### Exercise directions
Give back each line of the data exactly.

Start of Data records

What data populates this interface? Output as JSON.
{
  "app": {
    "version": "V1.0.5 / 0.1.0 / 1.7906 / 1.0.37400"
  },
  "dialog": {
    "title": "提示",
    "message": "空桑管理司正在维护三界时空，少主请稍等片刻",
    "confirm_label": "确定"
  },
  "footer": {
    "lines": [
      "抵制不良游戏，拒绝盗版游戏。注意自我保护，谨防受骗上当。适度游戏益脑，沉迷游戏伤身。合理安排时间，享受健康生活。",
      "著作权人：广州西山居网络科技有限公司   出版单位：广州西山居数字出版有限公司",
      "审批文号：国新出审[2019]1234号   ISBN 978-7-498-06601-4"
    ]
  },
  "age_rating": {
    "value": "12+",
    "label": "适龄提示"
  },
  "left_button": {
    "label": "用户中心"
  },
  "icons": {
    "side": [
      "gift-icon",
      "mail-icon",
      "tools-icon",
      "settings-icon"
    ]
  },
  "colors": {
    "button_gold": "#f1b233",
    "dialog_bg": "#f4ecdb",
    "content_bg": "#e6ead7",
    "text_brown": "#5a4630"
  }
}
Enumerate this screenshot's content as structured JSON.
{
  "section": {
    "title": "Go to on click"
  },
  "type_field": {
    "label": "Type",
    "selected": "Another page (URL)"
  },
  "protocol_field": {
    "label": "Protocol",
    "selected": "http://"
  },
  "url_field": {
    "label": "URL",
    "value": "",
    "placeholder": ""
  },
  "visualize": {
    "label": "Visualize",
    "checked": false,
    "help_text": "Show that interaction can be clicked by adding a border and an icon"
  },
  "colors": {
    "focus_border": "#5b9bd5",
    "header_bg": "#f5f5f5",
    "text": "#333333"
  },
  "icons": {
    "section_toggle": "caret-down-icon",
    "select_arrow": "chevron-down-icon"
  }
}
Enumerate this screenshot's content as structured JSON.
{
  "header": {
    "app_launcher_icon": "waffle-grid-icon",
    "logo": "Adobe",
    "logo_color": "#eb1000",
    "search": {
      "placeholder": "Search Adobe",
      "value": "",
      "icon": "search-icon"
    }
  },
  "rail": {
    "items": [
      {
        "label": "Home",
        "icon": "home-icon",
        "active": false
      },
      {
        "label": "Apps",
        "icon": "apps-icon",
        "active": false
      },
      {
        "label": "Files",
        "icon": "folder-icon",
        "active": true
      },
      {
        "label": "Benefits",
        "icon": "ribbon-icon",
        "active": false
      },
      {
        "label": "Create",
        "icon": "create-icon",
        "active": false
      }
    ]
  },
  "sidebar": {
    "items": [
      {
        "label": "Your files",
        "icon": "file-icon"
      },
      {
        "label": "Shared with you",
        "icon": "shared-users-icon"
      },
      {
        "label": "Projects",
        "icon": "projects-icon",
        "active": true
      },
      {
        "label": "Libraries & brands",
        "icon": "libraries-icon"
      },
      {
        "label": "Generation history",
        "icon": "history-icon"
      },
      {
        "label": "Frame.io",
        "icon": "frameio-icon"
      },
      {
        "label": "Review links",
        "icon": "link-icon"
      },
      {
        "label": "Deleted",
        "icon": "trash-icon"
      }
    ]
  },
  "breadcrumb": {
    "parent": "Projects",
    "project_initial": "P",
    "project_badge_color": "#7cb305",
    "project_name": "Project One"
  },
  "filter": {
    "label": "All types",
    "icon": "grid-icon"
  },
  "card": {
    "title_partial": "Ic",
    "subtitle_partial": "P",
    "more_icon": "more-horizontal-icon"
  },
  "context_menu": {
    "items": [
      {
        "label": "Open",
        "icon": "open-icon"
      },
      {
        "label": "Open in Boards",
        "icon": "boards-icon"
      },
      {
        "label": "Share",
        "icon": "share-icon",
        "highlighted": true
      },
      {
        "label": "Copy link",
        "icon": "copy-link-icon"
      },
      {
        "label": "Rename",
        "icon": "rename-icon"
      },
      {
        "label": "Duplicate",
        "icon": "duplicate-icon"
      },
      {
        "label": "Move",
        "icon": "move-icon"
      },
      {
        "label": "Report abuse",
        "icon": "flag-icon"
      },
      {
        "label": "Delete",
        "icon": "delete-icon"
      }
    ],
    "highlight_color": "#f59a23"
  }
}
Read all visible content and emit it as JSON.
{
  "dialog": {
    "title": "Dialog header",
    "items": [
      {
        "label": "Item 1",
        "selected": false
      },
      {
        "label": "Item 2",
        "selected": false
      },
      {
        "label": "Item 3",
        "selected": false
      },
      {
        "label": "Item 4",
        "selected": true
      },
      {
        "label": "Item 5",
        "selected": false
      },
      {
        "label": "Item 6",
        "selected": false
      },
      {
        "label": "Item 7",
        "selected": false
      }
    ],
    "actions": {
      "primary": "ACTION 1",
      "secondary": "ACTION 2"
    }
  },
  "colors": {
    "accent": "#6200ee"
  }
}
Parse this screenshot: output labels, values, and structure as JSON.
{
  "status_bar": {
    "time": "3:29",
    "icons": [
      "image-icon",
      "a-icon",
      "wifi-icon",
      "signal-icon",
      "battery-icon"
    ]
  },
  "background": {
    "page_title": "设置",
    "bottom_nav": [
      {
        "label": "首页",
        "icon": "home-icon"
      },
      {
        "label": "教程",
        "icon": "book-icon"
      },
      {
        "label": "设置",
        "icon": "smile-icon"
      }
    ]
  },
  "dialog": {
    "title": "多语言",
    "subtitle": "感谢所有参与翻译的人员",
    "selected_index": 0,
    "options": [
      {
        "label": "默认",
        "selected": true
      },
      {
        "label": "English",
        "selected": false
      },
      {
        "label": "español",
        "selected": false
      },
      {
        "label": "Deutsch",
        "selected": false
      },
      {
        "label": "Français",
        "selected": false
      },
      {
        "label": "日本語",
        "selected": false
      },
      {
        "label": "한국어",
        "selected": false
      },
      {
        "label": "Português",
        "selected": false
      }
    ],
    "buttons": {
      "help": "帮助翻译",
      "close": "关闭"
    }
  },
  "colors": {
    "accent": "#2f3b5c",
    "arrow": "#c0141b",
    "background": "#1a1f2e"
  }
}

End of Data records

### Finished exercise
What data populates this interface? Output as JSON.
{
  "app": {
    "version": "V1.0.5 / 0.1.0 / 1.7906 / 1.0.37400"
  },
  "dialog": {
    "title": "提示",
    "message": "空桑管理司正在维护三界时空，少主请稍等片刻",
    "confirm_label": "确定"
  },
  "footer": {
    "lines": [
      "抵制不良游戏，拒绝盗版游戏。注意自我保护，谨防受骗上当。适度游戏益脑，沉迷游戏伤身。合理安排时间，享受健康生活。",
      "著作权人：广州西山居网络科技有限公司   出版单位：广州西山居数字出版有限公司",
      "审批文号：国新出审[2019]1234号   ISBN 978-7-498-06601-4"
    ]
  },
  "age_rating": {
    "value": "12+",
    "label": "适龄提示"
  },
  "left_button": {
    "label": "用户中心"
  },
  "icons": {
    "side": [
      "gift-icon",
      "mail-icon",
      "tools-icon",
      "settings-icon"
    ]
  },
  "colors": {
    "button_gold": "#f1b233",
    "dialog_bg": "#f4ecdb",
    "content_bg": "#e6ead7",
    "text_brown": "#5a4630"
  }
}
Enumerate this screenshot's content as structured JSON.
{
  "section": {
    "title": "Go to on click"
  },
  "type_field": {
    "label": "Type",
    "selected": "Another page (URL)"
  },
  "protocol_field": {
    "label": "Protocol",
    "selected": "http://"
  },
  "url_field": {
    "label": "URL",
    "value": "",
    "placeholder": ""
  },
  "visualize": {
    "label": "Visualize",
    "checked": false,
    "help_text": "Show that interaction can be clicked by adding a border and an icon"
  },
  "colors": {
    "focus_border": "#5b9bd5",
    "header_bg": "#f5f5f5",
    "text": "#333333"
  },
  "icons": {
    "section_toggle": "caret-down-icon",
    "select_arrow": "chevron-down-icon"
  }
}
Enumerate this screenshot's content as structured JSON.
{
  "header": {
    "app_launcher_icon": "waffle-grid-icon",
    "logo": "Adobe",
    "logo_color": "#eb1000",
    "search": {
      "placeholder": "Search Adobe",
      "value": "",
      "icon": "search-icon"
    }
  },
  "rail": {
    "items": [
      {
        "label": "Home",
        "icon": "home-icon",
        "active": false
      },
      {
        "label": "Apps",
        "icon": "apps-icon",
        "active": false
      },
      {
        "label": "Files",
        "icon": "folder-icon",
        "active": true
      },
      {
        "label": "Benefits",
        "icon": "ribbon-icon",
        "active": false
      },
      {
        "label": "Create",
        "icon": "create-icon",
        "active": false
      }
    ]
  },
  "sidebar": {
    "items": [
      {
        "label": "Your files",
        "icon": "file-icon"
      },
      {
        "label": "Shared with you",
        "icon": "shared-users-icon"
      },
      {
        "label": "Projects",
        "icon": "projects-icon",
        "active": true
      },
      {
        "label": "Libraries & brands",
        "icon": "libraries-icon"
      },
      {
        "label": "Generation history",
        "icon": "history-icon"
      },
      {
        "label": "Frame.io",
        "icon": "frameio-icon"
      },
      {
        "label": "Review links",
        "icon": "link-icon"
      },
      {
        "label": "Deleted",
        "icon": "trash-icon"
      }
    ]
  },
  "breadcrumb": {
    "parent": "Projects",
    "project_initial": "P",
    "project_badge_color": "#7cb305",
    "project_name": "Project One"
  },
  "filter": {
    "label": "All types",
    "icon": "grid-icon"
  },
  "card": {
    "title_partial": "Ic",
    "subtitle_partial": "P",
    "more_icon": "more-horizontal-icon"
  },
  "context_menu": {
    "items": [
      {
        "label": "Open",
        "icon": "open-icon"
      },
      {
        "label": "Open in Boards",
        "icon": "boards-icon"
      },
      {
        "label": "Share",
        "icon": "share-icon",
        "highlighted": true
      },
      {
        "label": "Copy link",
        "icon": "copy-link-icon"
      },
      {
        "label": "Rename",
        "icon": "rename-icon"
      },
      {
        "label": "Duplicate",
        "icon": "duplicate-icon"
      },
      {
        "label": "Move",
        "icon": "move-icon"
      },
      {
        "label": "Report abuse",
        "icon": "flag-icon"
      },
      {
        "label": "Delete",
        "icon": "delete-icon"
      }
    ],
    "highlight_color": "#f59a23"
  }
}
Read all visible content and emit it as JSON.
{
  "dialog": {
    "title": "Dialog header",
    "items": [
      {
        "label": "Item 1",
        "selected": false
      },
      {
        "label": "Item 2",
        "selected": false
      },
      {
        "label": "Item 3",
        "selected": false
      },
      {
        "label": "Item 4",
        "selected": true
      },
      {
        "label": "Item 5",
        "selected": false
      },
      {
        "label": "Item 6",
        "selected": false
      },
      {
        "label": "Item 7",
        "selected": false
      }
    ],
    "actions": {
      "primary": "ACTION 1",
      "secondary": "ACTION 2"
    }
  },
  "colors": {
    "accent": "#6200ee"
  }
}
Parse this screenshot: output labels, values, and structure as JSON.
{
  "status_bar": {
    "time": "3:29",
    "icons": [
      "image-icon",
      "a-icon",
      "wifi-icon",
      "signal-icon",
      "battery-icon"
    ]
  },
  "background": {
    "page_title": "设置",
    "bottom_nav": [
      {
        "label": "首页",
        "icon": "home-icon"
      },
      {
        "label": "教程",
        "icon": "book-icon"
      },
      {
        "label": "设置",
        "icon": "smile-icon"
      }
    ]
  },
  "dialog": {
    "title": "多语言",
    "subtitle": "感谢所有参与翻译的人员",
    "selected_index": 0,
    "options": [
      {
        "label": "默认",
        "selected": true
      },
      {
        "label": "English",
        "selected": false
      },
      {
        "label": "español",
        "selected": false
      },
      {
        "label": "Deutsch",
        "selected": false
      },
      {
        "label": "Français",
        "selected": false
      },
      {
        "label": "日本語",
        "selected": false
      },
      {
        "label": "한국어",
        "selected": false
      },
      {
        "label": "Português",
        "selected": false
      }
    ],
    "buttons": {
      "help": "帮助翻译",
      "close": "关闭"
    }
  },
  "colors": {
    "accent": "#2f3b5c",
    "arrow": "#c0141b",
    "background": "#1a1f2e"
  }
}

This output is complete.